-- Goal of the exercise --
The data below should be restated word for word, pictures omitted.

-- Source material --
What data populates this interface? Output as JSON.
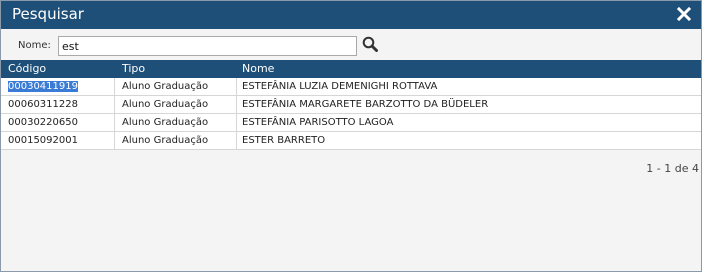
{
  "dialog": {
    "title": "Pesquisar"
  },
  "search": {
    "label": "Nome:",
    "value": "est"
  },
  "grid": {
    "columns": [
      "Código",
      "Tipo",
      "Nome"
    ],
    "rows": [
      {
        "codigo": "00030411919",
        "tipo": "Aluno Graduação",
        "nome": "ESTEFÂNIA LUZIA DEMENIGHI ROTTAVA"
      },
      {
        "codigo": "00060311228",
        "tipo": "Aluno Graduação",
        "nome": "ESTEFÂNIA MARGARETE BARZOTTO DA BÜDELER"
      },
      {
        "codigo": "00030220650",
        "tipo": "Aluno Graduação",
        "nome": "ESTEFÂNIA PARISOTTO LAGOA"
      },
      {
        "codigo": "00015092001",
        "tipo": "Aluno Graduação",
        "nome": "ESTER BARRETO"
      }
    ]
  },
  "pager": {
    "text": "1 - 1 de 4"
  },
  "colors": {
    "header": "#1e4f78",
    "selection": "#3a7bd5"
  },
  "icons": {
    "close": "close-icon",
    "search": "magnifier-icon"
  }
}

-- Solution below --
What data populates this interface? Output as JSON.
{
  "dialog": {
    "title": "Pesquisar"
  },
  "search": {
    "label": "Nome:",
    "value": "est"
  },
  "grid": {
    "columns": [
      "Código",
      "Tipo",
      "Nome"
    ],
    "rows": [
      {
        "codigo": "00030411919",
        "tipo": "Aluno Graduação",
        "nome": "ESTEFÂNIA LUZIA DEMENIGHI ROTTAVA"
      },
      {
        "codigo": "00060311228",
        "tipo": "Aluno Graduação",
        "nome": "ESTEFÂNIA MARGARETE BARZOTTO DA BÜDELER"
      },
      {
        "codigo": "00030220650",
        "tipo": "Aluno Graduação",
        "nome": "ESTEFÂNIA PARISOTTO LAGOA"
      },
      {
        "codigo": "00015092001",
        "tipo": "Aluno Graduação",
        "nome": "ESTER BARRETO"
      }
    ]
  },
  "pager": {
    "text": "1 - 1 de 4"
  },
  "colors": {
    "header": "#1e4f78",
    "selection": "#3a7bd5"
  },
  "icons": {
    "close": "close-icon",
    "search": "magnifier-icon"
  }
}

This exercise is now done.